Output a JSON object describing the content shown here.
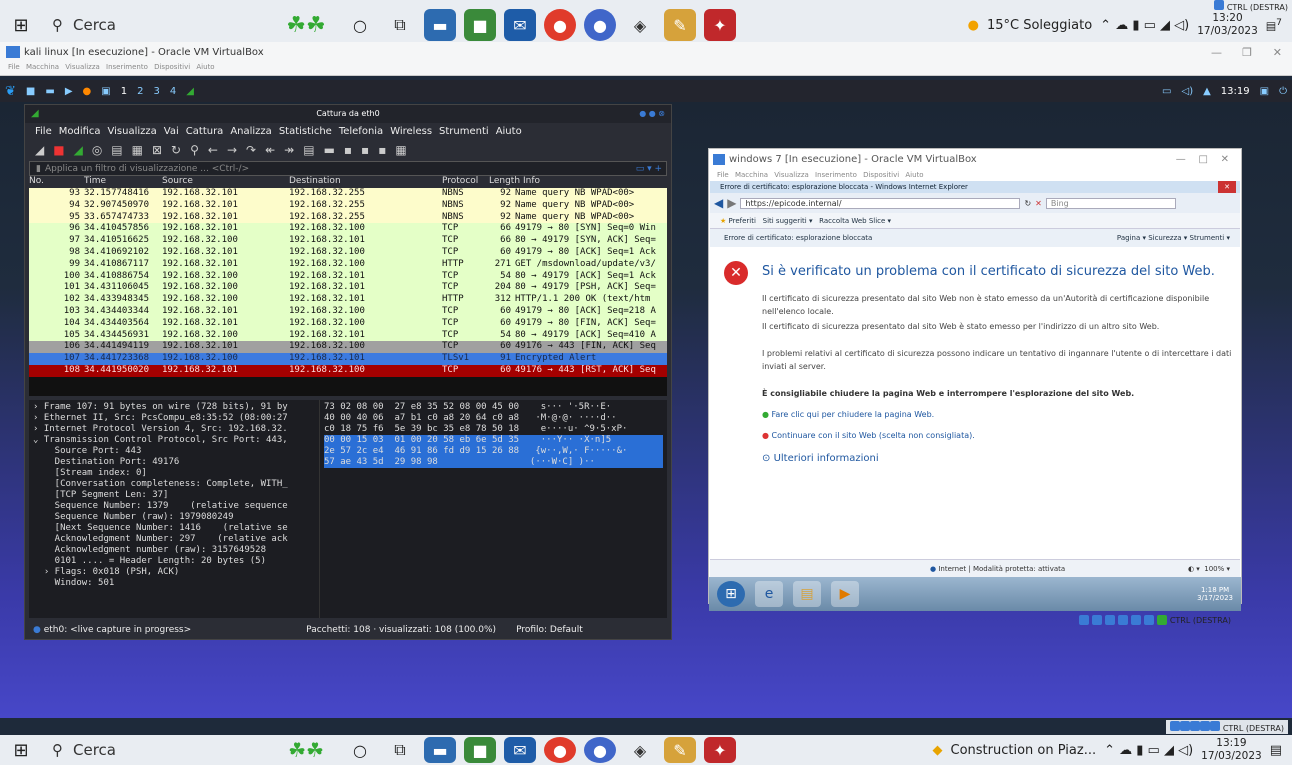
{
  "host_taskbar_top": {
    "search_label": "Cerca",
    "weather": "15°C Soleggiato",
    "time": "13:20",
    "date": "17/03/2023",
    "notif_count": "7",
    "vm_hint": "CTRL (DESTRA)"
  },
  "host_taskbar_bottom": {
    "search_label": "Cerca",
    "news": "Construction on Piaz...",
    "time": "13:19",
    "date": "17/03/2023",
    "vm_hint": "CTRL (DESTRA)"
  },
  "kali_vm": {
    "title": "kali linux [In esecuzione] - Oracle VM VirtualBox",
    "menu": "File  Macchina  Visualizza  Inserimento  Dispositivi  Aiuto",
    "workspaces": [
      "1",
      "2",
      "3",
      "4"
    ],
    "clock": "13:19"
  },
  "wireshark": {
    "title": "Cattura da eth0",
    "menu": [
      "File",
      "Modifica",
      "Visualizza",
      "Vai",
      "Cattura",
      "Analizza",
      "Statistiche",
      "Telefonia",
      "Wireless",
      "Strumenti",
      "Aiuto"
    ],
    "filter_placeholder": "Applica un filtro di visualizzazione ... <Ctrl-/>",
    "columns": [
      "No.",
      "Time",
      "Source",
      "Destination",
      "Protocol",
      "Length",
      "Info"
    ],
    "packets": [
      {
        "no": "93",
        "time": "32.157748416",
        "src": "192.168.32.101",
        "dst": "192.168.32.255",
        "proto": "NBNS",
        "len": "92",
        "info": "Name query NB WPAD<00>",
        "bg": "#fdfccb"
      },
      {
        "no": "94",
        "time": "32.907450970",
        "src": "192.168.32.101",
        "dst": "192.168.32.255",
        "proto": "NBNS",
        "len": "92",
        "info": "Name query NB WPAD<00>",
        "bg": "#fdfccb"
      },
      {
        "no": "95",
        "time": "33.657474733",
        "src": "192.168.32.101",
        "dst": "192.168.32.255",
        "proto": "NBNS",
        "len": "92",
        "info": "Name query NB WPAD<00>",
        "bg": "#fdfccb"
      },
      {
        "no": "96",
        "time": "34.410457856",
        "src": "192.168.32.101",
        "dst": "192.168.32.100",
        "proto": "TCP",
        "len": "66",
        "info": "49179 → 80 [SYN] Seq=0 Win",
        "bg": "#e4ffc7"
      },
      {
        "no": "97",
        "time": "34.410516625",
        "src": "192.168.32.100",
        "dst": "192.168.32.101",
        "proto": "TCP",
        "len": "66",
        "info": "80 → 49179 [SYN, ACK] Seq=",
        "bg": "#e4ffc7"
      },
      {
        "no": "98",
        "time": "34.410692102",
        "src": "192.168.32.101",
        "dst": "192.168.32.100",
        "proto": "TCP",
        "len": "60",
        "info": "49179 → 80 [ACK] Seq=1 Ack",
        "bg": "#e4ffc7"
      },
      {
        "no": "99",
        "time": "34.410867117",
        "src": "192.168.32.101",
        "dst": "192.168.32.100",
        "proto": "HTTP",
        "len": "271",
        "info": "GET /msdownload/update/v3/",
        "bg": "#e4ffc7"
      },
      {
        "no": "100",
        "time": "34.410886754",
        "src": "192.168.32.100",
        "dst": "192.168.32.101",
        "proto": "TCP",
        "len": "54",
        "info": "80 → 49179 [ACK] Seq=1 Ack",
        "bg": "#e4ffc7"
      },
      {
        "no": "101",
        "time": "34.431106045",
        "src": "192.168.32.100",
        "dst": "192.168.32.101",
        "proto": "TCP",
        "len": "204",
        "info": "80 → 49179 [PSH, ACK] Seq=",
        "bg": "#e4ffc7"
      },
      {
        "no": "102",
        "time": "34.433948345",
        "src": "192.168.32.100",
        "dst": "192.168.32.101",
        "proto": "HTTP",
        "len": "312",
        "info": "HTTP/1.1 200 OK  (text/htm",
        "bg": "#e4ffc7"
      },
      {
        "no": "103",
        "time": "34.434403344",
        "src": "192.168.32.101",
        "dst": "192.168.32.100",
        "proto": "TCP",
        "len": "60",
        "info": "49179 → 80 [ACK] Seq=218 A",
        "bg": "#e4ffc7"
      },
      {
        "no": "104",
        "time": "34.434403564",
        "src": "192.168.32.101",
        "dst": "192.168.32.100",
        "proto": "TCP",
        "len": "60",
        "info": "49179 → 80 [FIN, ACK] Seq=",
        "bg": "#e4ffc7"
      },
      {
        "no": "105",
        "time": "34.434456931",
        "src": "192.168.32.100",
        "dst": "192.168.32.101",
        "proto": "TCP",
        "len": "54",
        "info": "80 → 49179 [ACK] Seq=410 A",
        "bg": "#e4ffc7"
      },
      {
        "no": "106",
        "time": "34.441494119",
        "src": "192.168.32.101",
        "dst": "192.168.32.100",
        "proto": "TCP",
        "len": "60",
        "info": "49176 → 443 [FIN, ACK] Seq",
        "bg": "#a0a0a0"
      },
      {
        "no": "107",
        "time": "34.441723368",
        "src": "192.168.32.100",
        "dst": "192.168.32.101",
        "proto": "TLSv1",
        "len": "91",
        "info": "Encrypted Alert",
        "bg": "#3d7be0",
        "fg": "#1a2a4a"
      },
      {
        "no": "108",
        "time": "34.441950020",
        "src": "192.168.32.101",
        "dst": "192.168.32.100",
        "proto": "TCP",
        "len": "60",
        "info": "49176 → 443 [RST, ACK] Seq",
        "bg": "#a40000",
        "fg": "#ffdddd"
      }
    ],
    "details": [
      "› Frame 107: 91 bytes on wire (728 bits), 91 by",
      "› Ethernet II, Src: PcsCompu_e8:35:52 (08:00:27",
      "› Internet Protocol Version 4, Src: 192.168.32.",
      "⌄ Transmission Control Protocol, Src Port: 443,",
      "    Source Port: 443",
      "    Destination Port: 49176",
      "    [Stream index: 0]",
      "    [Conversation completeness: Complete, WITH_",
      "    [TCP Segment Len: 37]",
      "    Sequence Number: 1379    (relative sequence",
      "    Sequence Number (raw): 1979080249",
      "    [Next Sequence Number: 1416    (relative se",
      "    Acknowledgment Number: 297    (relative ack",
      "    Acknowledgment number (raw): 3157649528",
      "    0101 .... = Header Length: 20 bytes (5)",
      "  › Flags: 0x018 (PSH, ACK)",
      "    Window: 501"
    ],
    "hex": [
      "73 02 08 00  27 e8 35 52 08 00 45 00    s··· '·5R··E·",
      "40 00 40 06  a7 b1 c0 a8 20 64 c0 a8   ·M·@·@· ····d··",
      "c0 18 75 f6  5e 39 bc 35 e8 78 50 18    e····u· ^9·5·xP·",
      "00 00 15 03  01 00 20 58 eb 6e 5d 35    ···Y·· ·X·n]5",
      "2e 57 2c e4  46 91 86 fd d9 15 26 88   {w··,W,· F·····&·",
      "57 ae 43 5d  29 98 98                 (···W·C] )··"
    ],
    "status_capture": "eth0: <live capture in progress>",
    "status_packets": "Pacchetti: 108 · visualizzati: 108 (100.0%)",
    "status_profile": "Profilo: Default"
  },
  "win7_vm": {
    "title": "windows 7 [In esecuzione] - Oracle VM VirtualBox",
    "menu": "File  Macchina  Visualizza  Inserimento  Dispositivi  Aiuto",
    "ie_title": "Errore di certificato: esplorazione bloccata - Windows Internet Explorer",
    "url": "https://epicode.internal/",
    "search_placeholder": "Bing",
    "favorites": "Preferiti",
    "fav_1": "Siti suggeriti ▾",
    "fav_2": "Raccolta Web Slice ▾",
    "tab_label": "Errore di certificato: esplorazione bloccata",
    "ie_tools": "Pagina ▾  Sicurezza ▾  Strumenti ▾",
    "cert_title": "Si è verificato un problema con il certificato di sicurezza del sito Web.",
    "para1": "Il certificato di sicurezza presentato dal sito Web non è stato emesso da un'Autorità di certificazione disponibile nell'elenco locale.",
    "para2": "Il certificato di sicurezza presentato dal sito Web è stato emesso per l'indirizzo di un altro sito Web.",
    "para3": "I problemi relativi al certificato di sicurezza possono indicare un tentativo di ingannare l'utente o di intercettare i dati inviati al server.",
    "advice": "È consigliabile chiudere la pagina Web e interrompere l'esplorazione del sito Web.",
    "link_close": "Fare clic qui per chiudere la pagina Web.",
    "link_continue": "Continuare con il sito Web (scelta non consigliata).",
    "link_more": "Ulteriori informazioni",
    "status_zone": "Internet | Modalità protetta: attivata",
    "zoom": "100%",
    "clock_time": "1:18 PM",
    "clock_date": "3/17/2023",
    "vm_hint": "CTRL (DESTRA)"
  }
}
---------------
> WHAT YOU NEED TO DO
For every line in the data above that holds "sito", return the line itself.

> SOLUTION TO THIS PROBLEM
    "cert_title": "Si è verificato un problema con il certificato di sicurezza del sito Web.",
    "para1": "Il certificato di sicurezza presentato dal sito Web non è stato emesso da un'Autorità di certificazione disponibile nell'elenco locale.",
    "para2": "Il certificato di sicurezza presentato dal sito Web è stato emesso per l'indirizzo di un altro sito Web.",
    "advice": "È consigliabile chiudere la pagina Web e interrompere l'esplorazione del sito Web.",
    "link_continue": "Continuare con il sito Web (scelta non consigliata).",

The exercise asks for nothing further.